For patients with serious eye involvement, or high TRAb levels, antithyroid drugs followed by total thyroidectomy were prescribed. Using this protocol the University of Chicago Clinics report that euthyroid state has been achieved by surgery in 82%; 6% became hypothyroid, and the recurrence rate was 12%.
After surgery, TSAb tend to disappear from the blood in the following 3 to 12 months.
Recurrence rates are higher in patients with progressive eye disease or positive TRAb.
The AtomicWomen agree to disagree with one important researcher and notorious thyroid expert, Dr. DeGroot, who said:
"Nevertheless, we consider 'bad-eyes' to be a relative contraindication to RAI".
Some of us have developed "bad eyes" within a few months after RAI, undoubtedly as a consequence of having TED, where no eye signs were present. So we know from experience every kind of NOSPECS classification –blindness excepted… so far! We also know from experience what a decompression surgery is. That’s why we would never dare to consider all these sufferings "a relative contraindication to RAI".
We would like to say:
1) - We have no doubt that RAI is a trigger for orbitopathy. Therefore we can hardly believe that, despite the many studies pointing out to RAI, there is still so much reluctance to accept these facts. Very important prospective randomized studies, like Tallsted’s (1992) one, were discounted because "patients became hypothyroid and thyroxine therapy was slightly delayed”.
2) - Regarding prescription of glucocorticoids along with RAI therapy, we would like to point out two things:
-- Glucocorticoids are given to people that ALREADY show signs of eye disease. But, as stated above, some among us have developed eye disease right after having RAI, where NO PREVIOUS SIGNS were present. Of course, in these cases prednisone it is not given, neither is it advisable to give it.
-- Glucocorticoids are strong medicines with very serious side effects. Sometimes they help bad eyes, sometimes they don’t. But even when they help, isn’t it paradoxical to mix their potential benefits, plus their side effects, to the real damage that RAI will cause?. Why does this sound to us like kissing and punching at the same time?. What’s the REAL benefit?
3) - Prominent, knowlegeable thyroidologists, keep on on keeping on not agreeing (not exactly disagreeing…) with other peers' investigations, just for the sake of the present medical dogmas(?) on RAI.
4) - Patients’ symptoms and signs are systematically disregarded.
We all very well know the it’s all in your head medical principle, as well as messages like this
--hormone readings are normal, maybe you’re sensitive in excess, or comments of this kind:

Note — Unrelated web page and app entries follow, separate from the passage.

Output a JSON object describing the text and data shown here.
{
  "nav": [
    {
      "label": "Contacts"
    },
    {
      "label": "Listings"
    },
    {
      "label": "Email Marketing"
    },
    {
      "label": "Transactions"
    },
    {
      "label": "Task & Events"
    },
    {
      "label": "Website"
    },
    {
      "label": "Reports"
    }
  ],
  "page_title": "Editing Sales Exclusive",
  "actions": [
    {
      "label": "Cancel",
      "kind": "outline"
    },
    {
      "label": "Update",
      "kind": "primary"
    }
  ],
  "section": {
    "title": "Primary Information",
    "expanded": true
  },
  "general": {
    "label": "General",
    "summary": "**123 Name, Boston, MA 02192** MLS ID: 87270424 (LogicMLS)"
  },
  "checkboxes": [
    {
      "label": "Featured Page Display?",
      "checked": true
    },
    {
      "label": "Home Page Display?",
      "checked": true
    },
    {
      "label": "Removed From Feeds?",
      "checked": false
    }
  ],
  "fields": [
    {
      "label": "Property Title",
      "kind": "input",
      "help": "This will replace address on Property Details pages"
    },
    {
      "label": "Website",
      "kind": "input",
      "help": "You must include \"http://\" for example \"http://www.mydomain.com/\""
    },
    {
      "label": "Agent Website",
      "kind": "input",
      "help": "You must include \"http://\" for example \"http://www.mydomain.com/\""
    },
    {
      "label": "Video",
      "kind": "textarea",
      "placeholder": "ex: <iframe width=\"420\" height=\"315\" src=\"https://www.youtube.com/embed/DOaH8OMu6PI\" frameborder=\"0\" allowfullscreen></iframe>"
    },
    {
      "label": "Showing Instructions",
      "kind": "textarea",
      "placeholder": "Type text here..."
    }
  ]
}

--you could get TED anyway. Really? Could we? What are the chances without RAI? And what are the chances WITH the help of RAI?
--maybe it’s the underlying disease
--"These differences could be due to genetic or environmental factors". But "A search for genetic markers specifically linked to susceptibility to Graves' ophthalmopathy has so far been unsuccessful".
These last two sentences have been posed in an Editorial by Dr Wiersinga, commenting Bartalena’s 1998 research, re. patients who developed TED after RAI when it was not previously present.
Dr Wiersinga is a famous and excellent endocrinologist, and the editorial is very interesting and worth a lengthy reading, in spite of two or three "tics" of this kind.
Some doctors may still rely on discussing theories. In the meantime, many among us can show them PROVEN FACTS!.
For how long will people have to go through what we have?.
And, again, what is the point of RAI?.